Pocket Camcorders vs. Smartphones

Make the Right Choice for Your Video Needs

man holding a pocket camcorder
Pocket Camcorder. Google Images

Low cost, lightweight, and easy-to-use, pocket camcorders have been a big hit with consumers. But smartphones, like the Galaxy and Apple's iconic iPhone, have been an even bigger hit. In addition to their multiple computing functions, a growing number of smartphones can record high definition video. This begs an obvious question: if that slender smartphone in your pocket can record ​HD video, do you really need a pocket camcorder?

To help you judge, we've stacked up the two competitors, smartphones, and pocket camcorders, side-by-side to see how they match up:

Video Quality

When it comes to video quality, the newest smartphones offer 4K, or 3840 x 2160 resolution, bringing you realistic colors and higher frame rates, and is the standard that Vimeo and YouTube support. Some smartphones also have 4K screens.

Most camcorders include at least a 10x optical zoom lens. Some have 3D capability, GPS receivers for adding geographical identification (known as geotagging) or built-in, or pico, projectors. Newer models also offer 4K-resolution.

While this may seem a toss-up for everyday videography, pocket camcorders excel in specialized situations, especially action videos - e.g., the GoPro line of camcorders are small, lightweight and rugged, unlike your smartphone.


While smartphone prices have come down and are heavily subsidized by mobile carriers, you can often pay as much as $800 or more for one. Pocket camcorders can usually be had for as little as $150 or as much as $1600 or more. Of course, with a smartphone, you pay every month for a voice and data plan, and those ain't cheap. Price, as you'll see below, is also a factor when it comes to storage capacity.  


Both pocket cams record to removable memory cards and/or internal memory. Most pocket camcorders rely on flash memory or micro-SD cards, which are removable, while most smartphones these days do not have this option. The micro-SD cards are available in large capacities and provide more than enough storage for your videos.  


Many camcorders will make claims of 500x or even 800x or more zoom, which is a combination of optical and digital zoom. Optical zoom is a product of the lens and works like your old 35mm SLR camera. The optical zoom is a "real zoom" where the lens actually moves in and out. You want a high optical zoom in the camcorder you are considering. Digital zoom takes the pixels, which comprise your image, and makes them larger. Your picture may look closer, but it may also look blurry or distorted.

Most smartphones feature digital zoom, although we are seeing a few models with optical.

Size & Weight

There is such an array of both smartphones and pocket camcorders these days, size and weight become almost a secondary consideration, behind the application. 


Most pocket camcorders smaller displays. Smartphones, by contrast, can have large screens as large as 5.5-inches with multi-touch capability to boot. Also, many smartphone displays are considerably brighter and sharper than anything you'll find on a pocket camcorder.  

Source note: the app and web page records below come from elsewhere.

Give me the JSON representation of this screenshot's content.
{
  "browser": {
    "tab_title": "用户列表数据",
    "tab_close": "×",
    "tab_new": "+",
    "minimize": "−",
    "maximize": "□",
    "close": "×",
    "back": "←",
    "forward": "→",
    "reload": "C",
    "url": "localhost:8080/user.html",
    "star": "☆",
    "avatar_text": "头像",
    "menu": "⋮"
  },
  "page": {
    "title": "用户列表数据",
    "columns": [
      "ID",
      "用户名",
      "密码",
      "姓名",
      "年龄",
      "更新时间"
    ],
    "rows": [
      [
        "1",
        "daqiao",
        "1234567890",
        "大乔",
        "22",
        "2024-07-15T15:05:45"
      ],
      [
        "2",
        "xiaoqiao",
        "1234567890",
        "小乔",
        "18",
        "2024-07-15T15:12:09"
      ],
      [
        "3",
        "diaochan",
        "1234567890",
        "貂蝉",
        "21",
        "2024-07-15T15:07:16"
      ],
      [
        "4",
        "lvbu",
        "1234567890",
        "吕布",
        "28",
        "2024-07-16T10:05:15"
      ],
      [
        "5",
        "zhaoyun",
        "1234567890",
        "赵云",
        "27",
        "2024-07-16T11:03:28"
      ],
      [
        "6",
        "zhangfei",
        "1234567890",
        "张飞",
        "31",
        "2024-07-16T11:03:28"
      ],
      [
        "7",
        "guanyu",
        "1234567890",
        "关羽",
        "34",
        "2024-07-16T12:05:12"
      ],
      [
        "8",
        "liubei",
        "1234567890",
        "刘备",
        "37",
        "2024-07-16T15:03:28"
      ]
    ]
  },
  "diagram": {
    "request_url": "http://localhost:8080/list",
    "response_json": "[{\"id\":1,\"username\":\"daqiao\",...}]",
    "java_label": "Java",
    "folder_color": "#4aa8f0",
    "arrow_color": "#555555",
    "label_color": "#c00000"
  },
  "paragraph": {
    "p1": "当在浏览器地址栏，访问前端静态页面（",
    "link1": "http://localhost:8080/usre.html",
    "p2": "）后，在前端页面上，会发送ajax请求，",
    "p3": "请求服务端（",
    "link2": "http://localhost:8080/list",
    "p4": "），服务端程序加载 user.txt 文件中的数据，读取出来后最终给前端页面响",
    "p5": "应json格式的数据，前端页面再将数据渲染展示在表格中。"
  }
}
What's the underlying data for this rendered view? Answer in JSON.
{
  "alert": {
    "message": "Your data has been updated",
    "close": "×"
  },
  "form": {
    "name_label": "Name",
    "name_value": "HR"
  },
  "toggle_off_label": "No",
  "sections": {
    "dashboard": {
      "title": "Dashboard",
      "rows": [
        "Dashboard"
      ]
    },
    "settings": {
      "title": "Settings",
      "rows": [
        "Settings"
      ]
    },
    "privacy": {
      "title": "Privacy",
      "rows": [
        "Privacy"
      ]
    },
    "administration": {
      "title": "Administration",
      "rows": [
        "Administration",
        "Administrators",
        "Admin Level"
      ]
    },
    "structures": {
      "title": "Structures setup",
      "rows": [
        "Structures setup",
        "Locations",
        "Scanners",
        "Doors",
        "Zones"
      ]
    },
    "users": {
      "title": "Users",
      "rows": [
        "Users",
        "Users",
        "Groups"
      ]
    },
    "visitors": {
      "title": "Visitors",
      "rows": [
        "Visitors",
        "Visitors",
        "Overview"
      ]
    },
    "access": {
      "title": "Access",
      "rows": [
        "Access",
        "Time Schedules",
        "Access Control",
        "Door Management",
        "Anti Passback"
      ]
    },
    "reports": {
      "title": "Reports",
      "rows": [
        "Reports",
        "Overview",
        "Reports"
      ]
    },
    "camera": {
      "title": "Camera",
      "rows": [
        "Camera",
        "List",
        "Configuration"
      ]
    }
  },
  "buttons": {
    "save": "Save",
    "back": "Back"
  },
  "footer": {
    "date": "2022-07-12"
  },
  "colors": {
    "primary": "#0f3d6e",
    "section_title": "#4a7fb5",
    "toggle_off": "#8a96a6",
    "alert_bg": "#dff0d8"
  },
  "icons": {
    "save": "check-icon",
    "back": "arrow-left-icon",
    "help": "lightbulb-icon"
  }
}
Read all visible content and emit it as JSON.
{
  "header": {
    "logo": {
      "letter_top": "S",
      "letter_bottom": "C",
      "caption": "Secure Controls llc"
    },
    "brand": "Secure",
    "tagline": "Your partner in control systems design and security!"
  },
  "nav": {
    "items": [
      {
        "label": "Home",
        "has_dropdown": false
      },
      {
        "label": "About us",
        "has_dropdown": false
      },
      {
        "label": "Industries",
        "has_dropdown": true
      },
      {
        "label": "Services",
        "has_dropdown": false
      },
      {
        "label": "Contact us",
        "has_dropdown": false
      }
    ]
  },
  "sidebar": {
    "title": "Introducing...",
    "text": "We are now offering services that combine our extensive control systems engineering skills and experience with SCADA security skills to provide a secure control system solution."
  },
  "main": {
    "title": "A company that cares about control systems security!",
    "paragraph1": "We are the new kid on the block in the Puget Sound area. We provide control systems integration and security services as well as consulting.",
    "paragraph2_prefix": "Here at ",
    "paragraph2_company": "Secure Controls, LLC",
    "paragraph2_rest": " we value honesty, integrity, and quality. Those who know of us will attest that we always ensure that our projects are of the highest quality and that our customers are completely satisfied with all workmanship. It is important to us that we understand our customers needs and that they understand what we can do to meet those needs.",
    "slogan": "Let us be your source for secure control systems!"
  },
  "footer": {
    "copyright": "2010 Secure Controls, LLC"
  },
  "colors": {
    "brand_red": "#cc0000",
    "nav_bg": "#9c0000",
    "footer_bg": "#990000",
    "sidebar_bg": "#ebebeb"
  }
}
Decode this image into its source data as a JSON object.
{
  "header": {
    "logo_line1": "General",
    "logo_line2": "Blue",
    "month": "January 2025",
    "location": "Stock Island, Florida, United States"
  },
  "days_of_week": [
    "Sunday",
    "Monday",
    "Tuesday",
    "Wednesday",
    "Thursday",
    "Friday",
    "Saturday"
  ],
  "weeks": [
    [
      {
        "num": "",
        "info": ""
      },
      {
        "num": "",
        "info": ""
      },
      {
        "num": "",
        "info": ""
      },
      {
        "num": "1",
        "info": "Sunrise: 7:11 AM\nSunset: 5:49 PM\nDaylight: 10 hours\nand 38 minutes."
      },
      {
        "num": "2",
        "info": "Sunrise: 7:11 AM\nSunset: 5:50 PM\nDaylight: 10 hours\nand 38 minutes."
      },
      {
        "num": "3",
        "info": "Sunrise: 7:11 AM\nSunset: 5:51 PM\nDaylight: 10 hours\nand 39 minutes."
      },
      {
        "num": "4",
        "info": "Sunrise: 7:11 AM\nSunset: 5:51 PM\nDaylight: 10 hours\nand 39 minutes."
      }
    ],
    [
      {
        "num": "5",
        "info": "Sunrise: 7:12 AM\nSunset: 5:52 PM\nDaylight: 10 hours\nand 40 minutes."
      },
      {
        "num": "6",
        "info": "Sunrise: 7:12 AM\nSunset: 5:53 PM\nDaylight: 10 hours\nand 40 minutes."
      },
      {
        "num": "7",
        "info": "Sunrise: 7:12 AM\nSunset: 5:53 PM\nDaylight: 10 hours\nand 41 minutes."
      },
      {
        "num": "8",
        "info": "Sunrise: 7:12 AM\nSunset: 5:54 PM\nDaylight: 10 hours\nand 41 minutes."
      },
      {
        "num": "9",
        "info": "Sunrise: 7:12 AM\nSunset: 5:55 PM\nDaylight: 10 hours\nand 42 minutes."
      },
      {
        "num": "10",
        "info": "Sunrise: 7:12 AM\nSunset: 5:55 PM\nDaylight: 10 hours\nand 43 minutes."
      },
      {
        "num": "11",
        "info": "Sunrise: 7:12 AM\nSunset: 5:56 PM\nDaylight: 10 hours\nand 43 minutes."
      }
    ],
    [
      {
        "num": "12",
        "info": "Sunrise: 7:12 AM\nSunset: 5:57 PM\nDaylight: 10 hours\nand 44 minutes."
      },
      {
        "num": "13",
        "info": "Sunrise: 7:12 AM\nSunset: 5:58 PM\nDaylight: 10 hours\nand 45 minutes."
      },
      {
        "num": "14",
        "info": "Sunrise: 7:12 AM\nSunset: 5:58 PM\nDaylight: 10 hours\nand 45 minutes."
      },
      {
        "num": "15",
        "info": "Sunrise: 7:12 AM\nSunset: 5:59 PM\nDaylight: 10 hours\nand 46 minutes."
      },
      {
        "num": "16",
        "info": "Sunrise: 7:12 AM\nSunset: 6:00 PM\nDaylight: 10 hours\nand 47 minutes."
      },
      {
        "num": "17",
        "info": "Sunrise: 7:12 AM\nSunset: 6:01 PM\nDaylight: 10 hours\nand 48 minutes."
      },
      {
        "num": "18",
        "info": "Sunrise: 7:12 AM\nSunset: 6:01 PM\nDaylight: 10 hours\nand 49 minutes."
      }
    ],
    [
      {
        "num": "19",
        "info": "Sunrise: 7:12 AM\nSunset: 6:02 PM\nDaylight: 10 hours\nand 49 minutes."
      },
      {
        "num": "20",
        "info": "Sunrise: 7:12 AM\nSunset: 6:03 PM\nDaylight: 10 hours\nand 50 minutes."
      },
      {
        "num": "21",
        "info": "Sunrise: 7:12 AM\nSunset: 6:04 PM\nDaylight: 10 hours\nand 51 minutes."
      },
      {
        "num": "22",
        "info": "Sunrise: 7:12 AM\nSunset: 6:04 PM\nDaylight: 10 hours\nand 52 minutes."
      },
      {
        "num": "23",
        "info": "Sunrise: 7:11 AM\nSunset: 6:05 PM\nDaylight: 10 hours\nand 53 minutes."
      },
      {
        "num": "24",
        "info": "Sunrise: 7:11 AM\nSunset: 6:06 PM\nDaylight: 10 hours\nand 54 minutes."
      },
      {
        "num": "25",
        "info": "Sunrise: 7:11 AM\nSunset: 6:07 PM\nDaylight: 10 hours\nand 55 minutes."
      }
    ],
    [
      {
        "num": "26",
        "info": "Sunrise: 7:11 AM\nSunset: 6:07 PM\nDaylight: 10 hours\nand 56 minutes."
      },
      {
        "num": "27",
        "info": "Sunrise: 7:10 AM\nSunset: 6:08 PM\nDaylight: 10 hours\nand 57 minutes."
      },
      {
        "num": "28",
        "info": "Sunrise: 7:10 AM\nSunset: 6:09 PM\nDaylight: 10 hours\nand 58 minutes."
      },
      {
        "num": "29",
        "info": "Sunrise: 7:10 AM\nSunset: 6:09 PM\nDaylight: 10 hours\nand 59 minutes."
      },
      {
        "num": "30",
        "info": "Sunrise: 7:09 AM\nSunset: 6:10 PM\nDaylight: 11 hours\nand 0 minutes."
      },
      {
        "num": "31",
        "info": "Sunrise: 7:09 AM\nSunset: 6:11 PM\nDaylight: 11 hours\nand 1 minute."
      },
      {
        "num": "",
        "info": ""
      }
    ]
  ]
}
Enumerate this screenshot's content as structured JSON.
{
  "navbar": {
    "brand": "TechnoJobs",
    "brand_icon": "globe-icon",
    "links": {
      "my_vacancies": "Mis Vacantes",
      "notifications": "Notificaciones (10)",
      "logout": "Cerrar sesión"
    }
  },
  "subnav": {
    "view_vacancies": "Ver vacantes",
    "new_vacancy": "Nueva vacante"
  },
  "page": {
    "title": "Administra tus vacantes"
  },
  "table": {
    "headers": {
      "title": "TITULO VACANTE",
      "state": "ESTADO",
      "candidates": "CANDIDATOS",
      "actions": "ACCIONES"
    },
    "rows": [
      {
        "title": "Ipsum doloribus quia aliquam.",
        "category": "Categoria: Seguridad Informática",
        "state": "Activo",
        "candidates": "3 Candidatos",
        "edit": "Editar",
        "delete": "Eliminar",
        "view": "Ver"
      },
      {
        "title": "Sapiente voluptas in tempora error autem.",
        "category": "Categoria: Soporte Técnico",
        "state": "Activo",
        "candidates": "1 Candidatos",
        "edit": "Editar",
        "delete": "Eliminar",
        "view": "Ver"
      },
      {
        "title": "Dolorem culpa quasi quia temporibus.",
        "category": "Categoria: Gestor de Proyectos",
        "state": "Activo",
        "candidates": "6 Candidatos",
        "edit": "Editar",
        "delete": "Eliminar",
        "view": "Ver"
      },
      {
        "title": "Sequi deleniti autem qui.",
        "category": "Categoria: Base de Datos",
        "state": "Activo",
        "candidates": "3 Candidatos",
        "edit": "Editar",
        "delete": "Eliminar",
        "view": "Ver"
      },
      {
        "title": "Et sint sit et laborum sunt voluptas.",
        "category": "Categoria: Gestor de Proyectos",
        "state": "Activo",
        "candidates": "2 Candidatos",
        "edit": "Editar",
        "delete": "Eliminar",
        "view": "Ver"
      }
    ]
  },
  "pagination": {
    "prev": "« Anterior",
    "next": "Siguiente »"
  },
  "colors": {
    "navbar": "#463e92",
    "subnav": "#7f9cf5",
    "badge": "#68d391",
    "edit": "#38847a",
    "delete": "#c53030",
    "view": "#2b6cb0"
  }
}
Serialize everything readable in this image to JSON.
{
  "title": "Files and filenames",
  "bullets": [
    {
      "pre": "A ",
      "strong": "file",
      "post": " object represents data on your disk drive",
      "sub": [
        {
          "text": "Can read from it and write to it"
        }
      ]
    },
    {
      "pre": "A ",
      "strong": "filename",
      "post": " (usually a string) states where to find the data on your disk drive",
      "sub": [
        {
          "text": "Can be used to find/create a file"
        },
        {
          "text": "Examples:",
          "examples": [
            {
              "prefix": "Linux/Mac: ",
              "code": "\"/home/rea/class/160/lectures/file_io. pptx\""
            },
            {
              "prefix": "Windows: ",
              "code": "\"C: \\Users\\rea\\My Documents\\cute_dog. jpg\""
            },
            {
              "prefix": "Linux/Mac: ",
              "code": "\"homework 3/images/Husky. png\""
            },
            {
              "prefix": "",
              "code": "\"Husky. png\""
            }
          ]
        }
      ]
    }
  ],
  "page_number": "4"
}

When you're done shooting your footage and you want to transfer it to a PC or Mac, pocket camcorders make it easy, with built-in USB ports and software that's pre-loaded onto the unit. Smartphones offer no such luxury. But smartphones can (in theory) upload that video on the spot via cellular or Wi-Fi networks. Uploading your smartphone video over a cellular network isn't very cost effective (or time effective) but it can be done.   

Ease of Use

If you're looking for something that's "point-and-shoot", smartphones are more complicated than a pocket camcorder - which has few controls and menus to get lost in.  


This one's not even close: while pocket camcorders have gotten more feature-rich, they can't hold a candle to the nearly limitless things you can do on (and with) a smartphone. Even in the video department, a growing library of apps lets you add effects and tweak your videos, so even if the phone itself doesn't offer video controls out of the box, third-party software can.  


If you want to record video while you are on the beach, white water rafting, or trekking through a sandstorm, there are a growing number of waterproof and rugged pocket camcorders, such as the GoPro line, that can handle whatever nature dishes out. Smartphones, on the other hand, are pretty delicate creates.  

Bottom Line

Pocket camcorders and smartphones match up fairly well in the feature department, but pocket camcorders retain an edge in some quality specs.